Down payment loan for a home purchase

When you finance a home purchase with a standard home mortgage loan, that loan will typically not cover the down payment. You therefore need to come up with this money by some other means, e.g. using savings or a profit from selling your previous home. If that’s not possible, a down payment loan might be the solution.

Using the same lender for both loans

Lenders that offer home mortgage loans know that many clients struggle to come up with enough money for a down payment, and are therefore likely to have some sort of solution available that will allow you to borrow money separately to finance the down payment.

Typically, the down payment loan will not a secured loan. Therefore, you can expect to pay a higher interest rates and be forced to accept a pretty rapid down payment plan.

In some cases, if the equity of the house is large enough, you might be able to use the home as collateral even for the down payment loan. Even with this collateral, you can expect the down payment loan to come with a higher interest rate than the standard mortgage loan, simply because of the higher risk to the lender. By allowing you to borrow more money, the lender is placing themselves at higher risk for the market value of your home dropping below what you owe the lender.

If your home increases in market value over time, you might be able to renegotiate the interest rate on your down payment loan, since there will now be a bigger margin between the amount owed and the value of the collateral. This is especially true of you have been making substantial down payments on your debt or if the market value of your home has increased sharply. In some cases, the lender will agree to turn the standard mortgage loan and the down payment loan into one unified standard mortgage loan.

Using two different lenders

If you are offered a down payment loan from the lender that provides you with your standard mortgage loan, you should always explore other options before you agree. In some situations, going with another lender for the down payment loan will be more beneficial. You are also likely to be able to negotiate a better deal if you can show that you have other options when it comes to financing the down payment.

Instead of a down payment loan: The down payment grant

In the United States, certain federal, state and local down payment grant programs are available to help home buyers who need to come up with money for a down payment. A grant is a gift and not a loan; it doesn’t have to be repaid as long as you fulfil the requirements of the grant.

Some programs can provide you with the whole sum needed for the down payment, while others only provide a certain part of it, e.g. 50%.

The rules of eligibility vary between the different programs. Some are only available to low income groups, while others reach moderate income groups as well.

Many programs only help first-time home buyers.

There is often a cap for how expensive the home can be, especially in relation to other homes in the region.

One example of a down payment grant program is the American Dream Down Payment Initiative, which is funded by the federal government.
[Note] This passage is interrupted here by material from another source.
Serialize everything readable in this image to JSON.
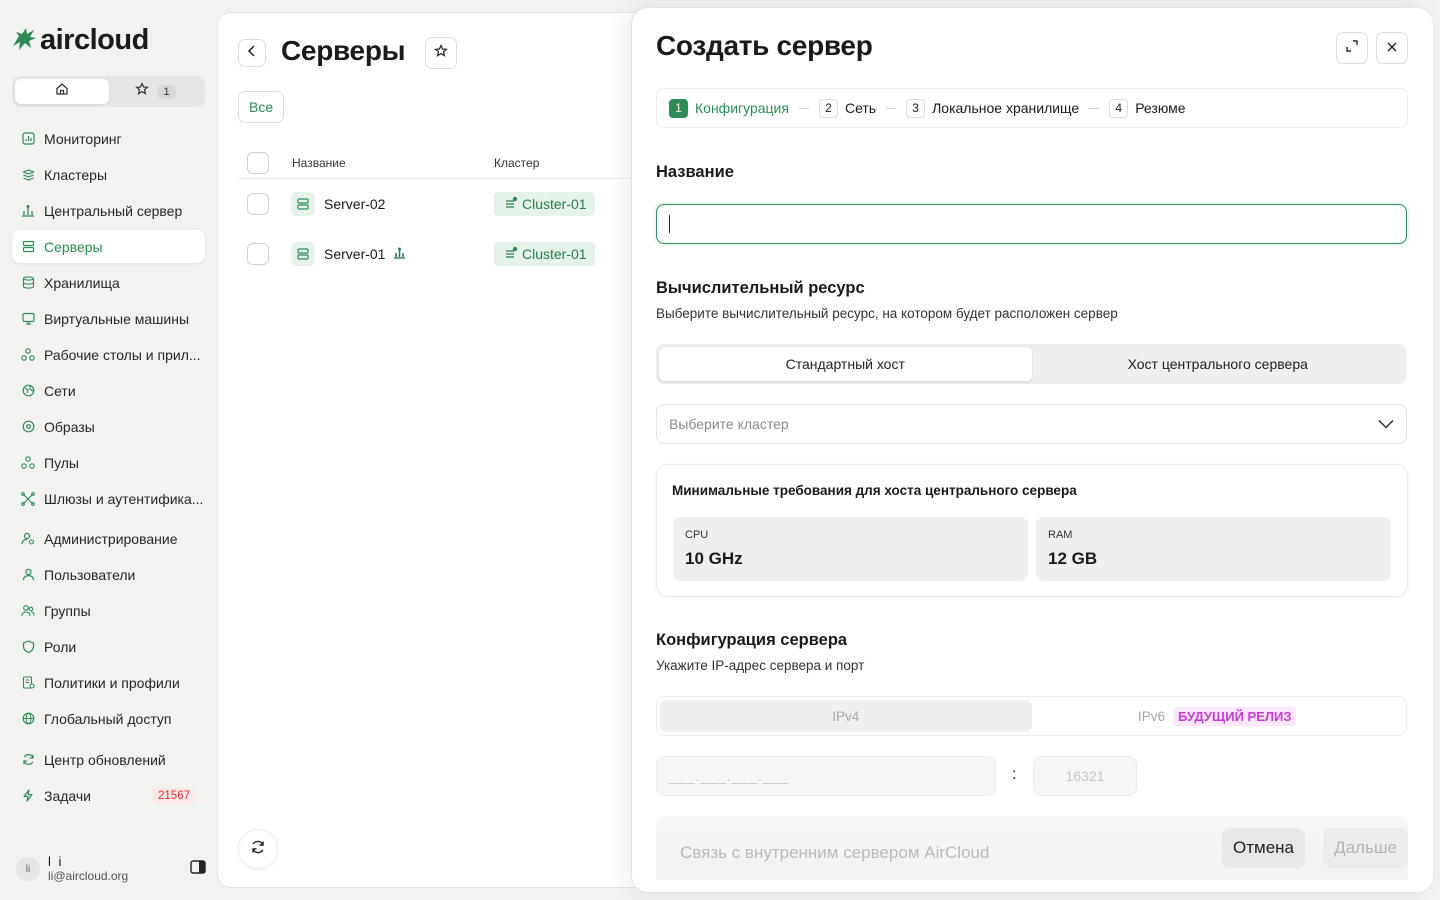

FHA down payment loan insurance

If you are struggling to find a lender willing to lend you money (for a down payment) with reasonable terms and conditions, the Federal Housing Administration (FHA) might be able to help, especially if you are a first-time home buyer.
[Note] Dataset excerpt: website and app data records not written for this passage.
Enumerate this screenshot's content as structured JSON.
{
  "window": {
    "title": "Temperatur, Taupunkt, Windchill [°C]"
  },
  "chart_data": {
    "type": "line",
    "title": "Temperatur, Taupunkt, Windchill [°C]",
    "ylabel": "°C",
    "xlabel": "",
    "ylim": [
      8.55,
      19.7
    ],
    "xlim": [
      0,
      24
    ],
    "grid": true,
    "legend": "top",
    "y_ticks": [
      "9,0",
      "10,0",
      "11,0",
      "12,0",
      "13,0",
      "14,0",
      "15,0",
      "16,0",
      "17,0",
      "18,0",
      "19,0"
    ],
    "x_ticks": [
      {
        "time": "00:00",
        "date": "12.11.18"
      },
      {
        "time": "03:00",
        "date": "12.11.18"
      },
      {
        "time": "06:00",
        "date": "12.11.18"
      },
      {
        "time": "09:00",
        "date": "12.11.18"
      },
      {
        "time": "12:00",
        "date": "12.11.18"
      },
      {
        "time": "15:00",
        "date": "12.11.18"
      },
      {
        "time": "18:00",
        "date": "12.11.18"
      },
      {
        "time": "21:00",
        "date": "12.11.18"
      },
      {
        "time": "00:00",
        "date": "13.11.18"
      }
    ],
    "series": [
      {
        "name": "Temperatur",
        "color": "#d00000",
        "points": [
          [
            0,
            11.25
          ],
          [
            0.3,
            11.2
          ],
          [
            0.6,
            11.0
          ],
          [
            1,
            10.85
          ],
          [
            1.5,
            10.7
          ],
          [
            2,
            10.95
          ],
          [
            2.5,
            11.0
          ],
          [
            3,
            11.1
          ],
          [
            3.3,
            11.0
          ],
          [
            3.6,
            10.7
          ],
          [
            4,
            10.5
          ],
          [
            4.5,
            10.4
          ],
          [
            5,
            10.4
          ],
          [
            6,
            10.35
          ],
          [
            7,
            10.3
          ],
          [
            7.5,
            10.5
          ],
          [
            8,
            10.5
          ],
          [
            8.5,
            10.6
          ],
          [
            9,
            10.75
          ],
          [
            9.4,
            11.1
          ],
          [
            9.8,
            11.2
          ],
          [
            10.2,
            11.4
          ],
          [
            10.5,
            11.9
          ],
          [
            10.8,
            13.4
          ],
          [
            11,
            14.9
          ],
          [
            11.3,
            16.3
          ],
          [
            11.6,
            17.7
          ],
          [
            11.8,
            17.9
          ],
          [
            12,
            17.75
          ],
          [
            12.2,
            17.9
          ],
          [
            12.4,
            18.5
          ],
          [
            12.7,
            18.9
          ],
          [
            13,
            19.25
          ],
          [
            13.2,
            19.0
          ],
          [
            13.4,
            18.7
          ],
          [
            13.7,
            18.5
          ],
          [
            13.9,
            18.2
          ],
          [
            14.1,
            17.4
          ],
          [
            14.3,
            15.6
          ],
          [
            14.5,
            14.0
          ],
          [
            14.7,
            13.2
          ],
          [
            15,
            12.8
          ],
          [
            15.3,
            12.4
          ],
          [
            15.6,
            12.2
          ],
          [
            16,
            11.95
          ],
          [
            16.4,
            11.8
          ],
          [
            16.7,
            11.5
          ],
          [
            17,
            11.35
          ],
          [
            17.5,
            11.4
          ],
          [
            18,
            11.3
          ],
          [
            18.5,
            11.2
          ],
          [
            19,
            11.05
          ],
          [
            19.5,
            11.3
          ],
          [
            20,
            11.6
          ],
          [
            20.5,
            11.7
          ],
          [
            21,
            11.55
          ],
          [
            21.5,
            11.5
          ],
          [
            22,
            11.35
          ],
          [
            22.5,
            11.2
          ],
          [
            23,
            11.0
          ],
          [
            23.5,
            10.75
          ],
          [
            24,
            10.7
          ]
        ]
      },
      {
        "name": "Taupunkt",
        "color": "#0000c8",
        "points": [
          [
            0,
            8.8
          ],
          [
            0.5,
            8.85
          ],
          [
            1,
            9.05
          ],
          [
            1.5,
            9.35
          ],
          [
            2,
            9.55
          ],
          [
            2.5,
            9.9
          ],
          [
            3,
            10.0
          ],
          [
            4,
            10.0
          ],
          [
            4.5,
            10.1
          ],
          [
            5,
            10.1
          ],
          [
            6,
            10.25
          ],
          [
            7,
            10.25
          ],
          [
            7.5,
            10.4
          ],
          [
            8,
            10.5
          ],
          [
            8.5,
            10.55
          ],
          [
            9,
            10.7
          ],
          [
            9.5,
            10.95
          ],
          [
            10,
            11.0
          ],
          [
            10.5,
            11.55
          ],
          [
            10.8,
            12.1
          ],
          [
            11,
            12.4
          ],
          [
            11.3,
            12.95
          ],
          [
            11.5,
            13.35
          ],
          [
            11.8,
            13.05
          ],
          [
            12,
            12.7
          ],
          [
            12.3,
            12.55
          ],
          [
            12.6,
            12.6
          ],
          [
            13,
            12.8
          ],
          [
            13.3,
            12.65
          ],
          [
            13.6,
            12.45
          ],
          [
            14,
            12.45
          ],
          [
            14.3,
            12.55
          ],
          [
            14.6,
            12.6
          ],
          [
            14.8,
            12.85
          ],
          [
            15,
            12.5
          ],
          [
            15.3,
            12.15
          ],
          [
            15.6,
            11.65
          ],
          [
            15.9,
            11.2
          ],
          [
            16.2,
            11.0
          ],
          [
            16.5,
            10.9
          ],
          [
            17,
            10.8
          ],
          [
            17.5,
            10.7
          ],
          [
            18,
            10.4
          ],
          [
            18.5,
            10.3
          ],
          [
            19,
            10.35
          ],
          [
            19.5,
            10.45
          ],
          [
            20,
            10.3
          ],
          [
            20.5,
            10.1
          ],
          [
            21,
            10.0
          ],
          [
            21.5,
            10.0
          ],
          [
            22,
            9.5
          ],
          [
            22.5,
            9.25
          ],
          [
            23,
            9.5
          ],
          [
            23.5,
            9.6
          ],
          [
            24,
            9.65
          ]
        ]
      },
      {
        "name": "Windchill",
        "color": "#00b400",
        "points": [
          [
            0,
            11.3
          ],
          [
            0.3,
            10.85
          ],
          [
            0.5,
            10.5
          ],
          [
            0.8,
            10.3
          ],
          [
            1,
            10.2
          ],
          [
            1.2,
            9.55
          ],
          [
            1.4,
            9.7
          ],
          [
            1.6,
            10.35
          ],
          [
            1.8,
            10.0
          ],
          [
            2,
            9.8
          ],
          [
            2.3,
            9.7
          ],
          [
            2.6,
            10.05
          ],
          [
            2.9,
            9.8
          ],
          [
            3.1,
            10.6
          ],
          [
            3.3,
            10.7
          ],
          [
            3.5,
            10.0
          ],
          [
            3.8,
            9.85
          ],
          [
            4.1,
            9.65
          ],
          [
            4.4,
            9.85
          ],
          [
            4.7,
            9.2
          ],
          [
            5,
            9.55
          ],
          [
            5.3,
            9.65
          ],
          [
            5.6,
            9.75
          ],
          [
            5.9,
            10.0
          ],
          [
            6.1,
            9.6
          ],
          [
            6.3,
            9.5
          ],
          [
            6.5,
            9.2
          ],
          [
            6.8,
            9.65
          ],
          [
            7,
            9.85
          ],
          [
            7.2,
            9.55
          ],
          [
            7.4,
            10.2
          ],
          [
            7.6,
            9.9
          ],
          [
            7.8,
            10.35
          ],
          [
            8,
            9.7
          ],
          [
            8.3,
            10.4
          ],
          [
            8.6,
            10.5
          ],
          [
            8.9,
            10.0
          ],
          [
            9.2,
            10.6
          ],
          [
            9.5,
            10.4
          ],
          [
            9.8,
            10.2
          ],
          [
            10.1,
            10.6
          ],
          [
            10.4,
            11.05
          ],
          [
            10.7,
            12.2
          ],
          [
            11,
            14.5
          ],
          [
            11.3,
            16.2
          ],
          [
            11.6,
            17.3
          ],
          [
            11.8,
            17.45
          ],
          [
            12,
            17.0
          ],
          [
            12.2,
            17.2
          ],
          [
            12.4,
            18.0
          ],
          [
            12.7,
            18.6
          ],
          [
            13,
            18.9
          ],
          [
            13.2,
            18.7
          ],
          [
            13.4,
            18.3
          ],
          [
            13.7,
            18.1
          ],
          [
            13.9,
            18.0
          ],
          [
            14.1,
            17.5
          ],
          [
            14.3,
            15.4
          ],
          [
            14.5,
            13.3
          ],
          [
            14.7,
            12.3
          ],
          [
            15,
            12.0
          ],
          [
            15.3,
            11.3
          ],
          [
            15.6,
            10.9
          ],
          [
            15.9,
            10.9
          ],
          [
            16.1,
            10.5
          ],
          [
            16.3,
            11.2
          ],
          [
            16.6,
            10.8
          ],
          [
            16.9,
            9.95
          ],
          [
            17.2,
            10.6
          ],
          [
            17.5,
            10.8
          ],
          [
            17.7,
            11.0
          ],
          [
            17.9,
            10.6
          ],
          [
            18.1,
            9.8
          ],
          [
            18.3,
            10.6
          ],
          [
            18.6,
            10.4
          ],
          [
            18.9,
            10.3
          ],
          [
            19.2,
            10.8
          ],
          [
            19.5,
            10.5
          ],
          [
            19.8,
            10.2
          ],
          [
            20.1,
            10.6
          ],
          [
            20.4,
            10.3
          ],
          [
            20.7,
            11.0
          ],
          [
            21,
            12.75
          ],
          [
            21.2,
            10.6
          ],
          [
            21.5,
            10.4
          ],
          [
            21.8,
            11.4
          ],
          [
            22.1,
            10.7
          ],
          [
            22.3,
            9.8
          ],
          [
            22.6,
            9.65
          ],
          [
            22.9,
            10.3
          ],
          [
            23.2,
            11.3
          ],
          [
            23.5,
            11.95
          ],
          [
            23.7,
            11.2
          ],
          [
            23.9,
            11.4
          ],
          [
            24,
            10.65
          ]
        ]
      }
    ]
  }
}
Normally, the FHA doesn’t lend money directly. Instead, it runs programs where it provides loan insurance.

It works like this:

  • You apply for a lone from one of the many FHA-approved lenders.
  • The FHA assumes all or part of the risk of you not paying back the loan. This makes the lender more willing to lend you money, and to do it at a reasonable interest rate level.

The FDA will normally not provide insurance for a down payment loan that covers 100% of your down payment. Instead, they will ask you to come up with at least 3.5% of the purchase price on your own. Then, you can borrow the rest of the money required for the down payment.

Important: Depending on circumstances, you may also be eligible for an FDA-insured closing cost loan of up to 6% of the purchase price.

For more information, contact the U.S. Department of Housing and Urban Development.